17 Using vineyard cover crops to enhance GWSS biocontrol 1. Effect of cover crops on parasitoidperformance-control, vetch, buckwheat2. Cover crop effect on natural enemies & pests-field experiment-control, water, water + buckwheat3. Water and cover crop effect onvine vigor and yieldNic IrvinMark HoddleVetchVicia sativaBuckwheatFagopyrum esculentum
19 Effect of cover crops on parasitoid performance Results 1-cover crops enhance parasitoid performance-buckwheat more beneficial
20 2. Effect of cover crops on pest & natural enemy abundance Cover crop slightly increases natural enemy abundance-irrigation effectCover crop doesn’t reduce leafhoppers and other pest abundance
21 Biocontrol is an important component of GWSS IPM -under ideal conditions G. ashmeadi cansuppress GWSSCover crops can provide beneficial resources-limited effect in encouraging retention ofnatural enemies-limited effect on pest suppressionCover crops (vetch and buckwheat) were not favored by GWSS-reservoirs for Xylella
22 Chemical control of GWSS GWSS’s impact largely occurs because of high populations-proximity to citrusGWSS is highly susceptible to systemic insecticides (imidacloprid)-imidacloprid readily transported in xylem-GWSS process 100 to 1000x body weight dailyArea-wide chemical control has reigned in PD outbreak
23 Temecula area-wide control program Proximity to citrus affects PD severity~2000 acres grapevines, ~1000 acres of citrusSince 2000, up to acres of citrus treated (imidacloprid)-significant reductions in vector pressureRedak & Toscano, unpublished dataYellow sticky trap monitoring of GWSS~450 traps checked weeklyMild PD since program inception
24 X Chemical control of GWSS Treatments in citrus limit GWSS incursions into vineyardsAre within-vineyard treatments further beneficial?X
25 Within-vineyard control Chemical control commonly employed in vineyards for GWSS control>70% of Temecula vineyards treated consistently with imidaclopridLittle data on whether vector pressure is affectedNo information linking treatments with PD spreadDoes within-vineyard chemical control reduce vector pressure and Pierce’s disease spread?
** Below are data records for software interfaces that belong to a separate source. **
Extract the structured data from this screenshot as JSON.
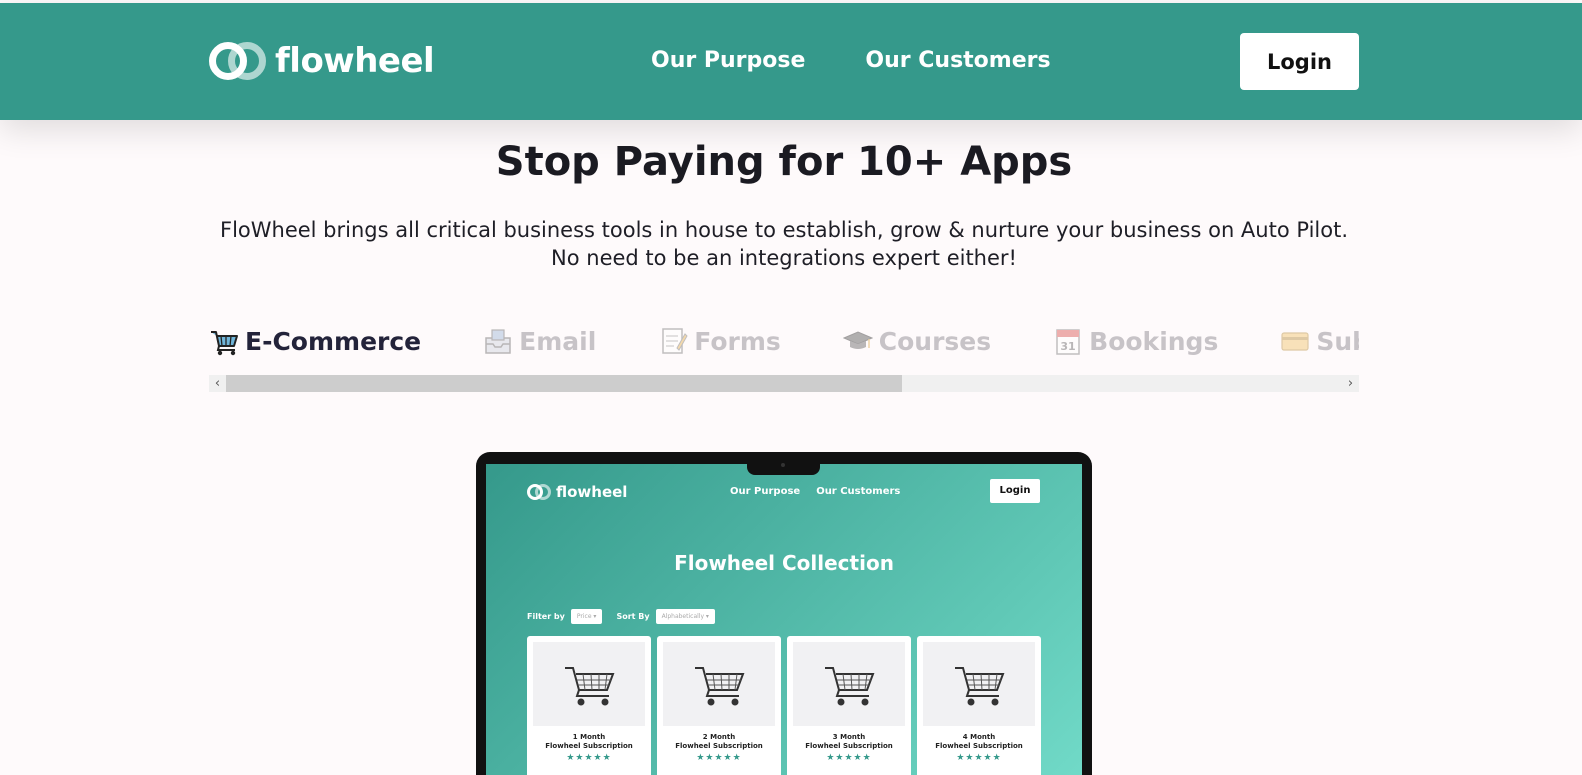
{
  "header": {
    "brand": "flowheel",
    "nav": [
      "Our Purpose",
      "Our Customers"
    ],
    "login_label": "Login"
  },
  "hero": {
    "title": "Stop Paying for 10+ Apps",
    "subtitle": "FloWheel brings all critical business tools in house to establish, grow & nurture your business on Auto Pilot. No need to be an integrations expert either!"
  },
  "tabs": [
    {
      "label": "E-Commerce",
      "icon": "shopping-cart-icon",
      "active": true
    },
    {
      "label": "Email",
      "icon": "inbox-tray-icon",
      "active": false
    },
    {
      "label": "Forms",
      "icon": "memo-icon",
      "active": false
    },
    {
      "label": "Courses",
      "icon": "graduation-cap-icon",
      "active": false
    },
    {
      "label": "Bookings",
      "icon": "calendar-icon",
      "active": false
    },
    {
      "label": "Subscriptions",
      "icon": "credit-card-icon",
      "active": false
    }
  ],
  "calendar_day": "31",
  "mockup": {
    "brand": "flowheel",
    "nav": [
      "Our Purpose",
      "Our Customers"
    ],
    "login_label": "Login",
    "title": "Flowheel Collection",
    "filter_label": "Filter by",
    "filter_value": "Price",
    "sort_label": "Sort By",
    "sort_value": "Alphabetically",
    "products": [
      {
        "duration": "1 Month",
        "name": "Flowheel Subscription",
        "rating": "★★★★★"
      },
      {
        "duration": "2 Month",
        "name": "Flowheel Subscription",
        "rating": "★★★★★"
      },
      {
        "duration": "3 Month",
        "name": "Flowheel Subscription",
        "rating": "★★★★★"
      },
      {
        "duration": "4 Month",
        "name": "Flowheel Subscription",
        "rating": "★★★★★"
      }
    ]
  },
  "colors": {
    "brand_teal": "#35998b",
    "teal_light": "#72dbc9",
    "page_bg": "#fefafb"
  }
}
26 Field surveys of PD prevalence AdamTracyField surveys of PD prevalence34 sites with known treatment historyTreated, untreated, mixed treatmentVerify imidacloprid treatmentsVisual symptoms, culture symptomatic, ELISA asymptomaticGWSS and natural enemy monitoring
27 -ELISA assay to verify imidacloprid concentration -regularly treated vineyards had higher concentration than intermittently treated vineyards
28 -GWSS more abundant than STSS -most sharpshooters in untreated-least sharpshooters in intermittently treated-corrected % of vines infected-low prevalence overall-trend towards more disease in untreated sites
29 -abundance of most common generalist predators was not affected by treatment -no obvious secondary pest outbreaks
30 Within-vineyard chemical control may reduce disease spread -lower vector pressure in treated sites-lower prevalence in treated sitesTreatments don’t appear to contribute to secondary pest outbreaksCaveats:-don’t have incidence measures-treatment may not always be necessary-what if regional GWSS population is much larger?
31 Nick ToscanoGevin KenneyFrank ByrneNic IrvinTracy PinckardBarrett GruberAdam ZeilingerBen DrakeUSDA-CSREESConsolidated Central Valley Pest & Disease Management DistrictCDFA and UC GWSS/PDprogram